For the second week of class, we played Secret Hitler. Much like Avalon last week. Secret Hitler is also a hidden role game pitting liberals against Hitler and his fascists in a bid to get their party’s policies through government. Having previous experience with this game, the hardest part for me was trying to lead my team to victory without drawing too much attention to myself lest I risk getting killed. If I’m too outspoken, the other party would view me as the figurehead and by getting rid of me could bring down my party. This is also a part of leadership, knowing when to talk and when to hold your tongue. Leaders need to be able to motivate through their words and actions but also need to be able to sit back and listen to others. For much the same reason as last time, my friend Josh would like this game and in fact he owns his own copy.

Choose Your Own Adventure – The Day Hike

Hello world! I just finished up this choose your own adventure story using Twine. Twine is a really cool tool for building choose your own adventure stories, or even for building simple games. A little programing skill goes a long way, but it by no means necessary with this tool. Anyway, I hope you guys enjoy playing through this story as much as I enjoyed writing it! Enjoy!

http://www.philome.la/theBird_A/the-day-hike

-Alex

Week 9 – Sonar

Last week we played Captain Sonar, a quick and loud game.  Two teams of four face off in a submarine hunt, with each member filling a different role.  This game was fairly challenging in that you need to be able to focus on not only your role but also what the rest of your team is doing and how it will affect you.  This is something leaders have to deal with everyday, understanding what they need to do and how others can help them along the way. My friend Ben would like this game as he always had his mind turned towards the ocean if that makes sense.

Week 8 – Werewolf

We played Ultimate Werewolf this past week which is one of the classic hidden role games, up there with Mafia.  The hardest part of this game was trying to read other players to figure out what team they were on. This ties to leadership with figuring out how to get people to trust you and see from your point of view, of course the opposite is also true.  I already know my friend Natalie likes this game, she’s told me about playing with a huge group at a comic-con type event.

Week 7 – Free Play!

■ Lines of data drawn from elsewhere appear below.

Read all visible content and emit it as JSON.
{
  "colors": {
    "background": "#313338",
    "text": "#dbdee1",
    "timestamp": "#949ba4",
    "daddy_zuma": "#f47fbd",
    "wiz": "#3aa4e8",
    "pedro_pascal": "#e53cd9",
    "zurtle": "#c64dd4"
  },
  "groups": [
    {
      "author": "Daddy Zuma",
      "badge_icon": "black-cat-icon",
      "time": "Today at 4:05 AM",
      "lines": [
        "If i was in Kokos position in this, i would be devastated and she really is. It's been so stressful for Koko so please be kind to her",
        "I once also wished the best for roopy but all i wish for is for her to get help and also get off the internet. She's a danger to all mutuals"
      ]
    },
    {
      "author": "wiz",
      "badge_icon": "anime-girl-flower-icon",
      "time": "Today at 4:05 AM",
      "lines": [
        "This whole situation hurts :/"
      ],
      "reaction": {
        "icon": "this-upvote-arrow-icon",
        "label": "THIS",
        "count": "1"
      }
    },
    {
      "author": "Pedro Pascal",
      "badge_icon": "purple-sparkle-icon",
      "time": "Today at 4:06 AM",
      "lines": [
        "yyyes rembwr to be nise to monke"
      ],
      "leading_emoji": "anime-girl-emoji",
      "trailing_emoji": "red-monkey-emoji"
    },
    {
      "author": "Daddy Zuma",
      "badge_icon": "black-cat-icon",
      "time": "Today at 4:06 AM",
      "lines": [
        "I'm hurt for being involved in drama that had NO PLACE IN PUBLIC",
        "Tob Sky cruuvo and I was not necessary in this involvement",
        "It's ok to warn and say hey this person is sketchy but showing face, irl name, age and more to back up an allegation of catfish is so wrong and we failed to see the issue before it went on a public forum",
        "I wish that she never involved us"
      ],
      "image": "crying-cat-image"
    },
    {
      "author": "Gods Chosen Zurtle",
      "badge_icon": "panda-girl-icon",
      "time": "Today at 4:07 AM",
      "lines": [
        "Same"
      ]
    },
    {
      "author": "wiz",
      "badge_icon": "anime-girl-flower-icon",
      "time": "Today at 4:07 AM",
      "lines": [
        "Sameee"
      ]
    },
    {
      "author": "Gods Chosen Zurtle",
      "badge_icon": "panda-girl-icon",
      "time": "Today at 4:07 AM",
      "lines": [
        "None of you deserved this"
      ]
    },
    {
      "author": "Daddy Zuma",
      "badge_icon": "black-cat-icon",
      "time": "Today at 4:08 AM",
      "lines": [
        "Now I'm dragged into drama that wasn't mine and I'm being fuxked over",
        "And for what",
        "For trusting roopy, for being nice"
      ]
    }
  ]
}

This week the class broke into smaller groups and got to choose their own games to play.  My group ended up playing Linkee in which teams write down answers to trivia questions and then try to figure out what links all of those answers.  The hardest part of this game was to not yell out the answers when I figured out a clue. As far as leadership and this game go, leaders need to be able to use everyone’s strength to properly function as a team.  Some people are good at trivia while others are better at the logic puzzle of figuring out the link. My whole family would like this game as we’re fans of trivia.

Week 6 – Ladies & Gentlemen

This week we played Ladies & Gentlemen.  As the name would suggest, there are teams of 2, a lady who shops for outfits and a gentleman who tries his hand at the stock market.  I did not particularly enjoy this game as the two roles had very little interaction nor did there seem to be much skill involved, more luck in picking the right cards or going to the best store.  My friend back home, Stephen, would probably like this game though as it is very fast paced. This game relates to how leaders need to balance different groups of people who may not interact in order to achieve a goal.

Week 5 – Survive

Last week we played Survive Escape from Atlantis.  Everyone tries to evacuate their tribe from the sinking island of Atlantis only to run into more trouble at sea.  For me, the hardest part of this game was dealing with all of the randomness that would happen on everyone’s turn.  A new part of the island would sink, boats and sea creatures move about, people fall into the ocean all while you are trying to keep track of which of your people are worth the most points.  This is very similar to what leaders, especially management and upper levels, have to deal with, unpredictability of the economy, what the rest of their field is doing, ect. I think my friend Nathan would enjoy this game with how much you can mess with other players.